§ What the exercise asks: From the entries, filter out every line that lacks "paper" and copy the rest.

-- Material for this exercise follows --

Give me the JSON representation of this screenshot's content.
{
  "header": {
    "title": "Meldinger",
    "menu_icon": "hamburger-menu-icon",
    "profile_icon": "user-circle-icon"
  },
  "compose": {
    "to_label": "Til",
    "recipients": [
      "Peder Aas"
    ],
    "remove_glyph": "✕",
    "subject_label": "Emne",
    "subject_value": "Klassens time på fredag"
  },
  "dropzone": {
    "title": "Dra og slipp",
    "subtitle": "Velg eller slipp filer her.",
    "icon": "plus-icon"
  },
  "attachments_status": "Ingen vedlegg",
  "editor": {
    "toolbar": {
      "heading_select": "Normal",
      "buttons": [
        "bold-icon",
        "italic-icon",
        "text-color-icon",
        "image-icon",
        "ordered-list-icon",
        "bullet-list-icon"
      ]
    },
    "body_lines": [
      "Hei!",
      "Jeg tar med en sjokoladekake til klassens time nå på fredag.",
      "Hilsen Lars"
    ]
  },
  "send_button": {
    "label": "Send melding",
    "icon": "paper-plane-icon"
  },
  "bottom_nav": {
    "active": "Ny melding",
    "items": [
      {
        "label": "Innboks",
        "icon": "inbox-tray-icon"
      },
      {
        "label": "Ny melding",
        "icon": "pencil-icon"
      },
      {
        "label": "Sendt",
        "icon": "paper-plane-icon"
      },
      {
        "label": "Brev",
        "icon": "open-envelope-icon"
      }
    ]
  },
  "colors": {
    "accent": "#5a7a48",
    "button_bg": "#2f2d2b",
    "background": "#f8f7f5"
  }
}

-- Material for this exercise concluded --

§ Task solution:
    "icon": "paper-plane-icon"
        "icon": "paper-plane-icon"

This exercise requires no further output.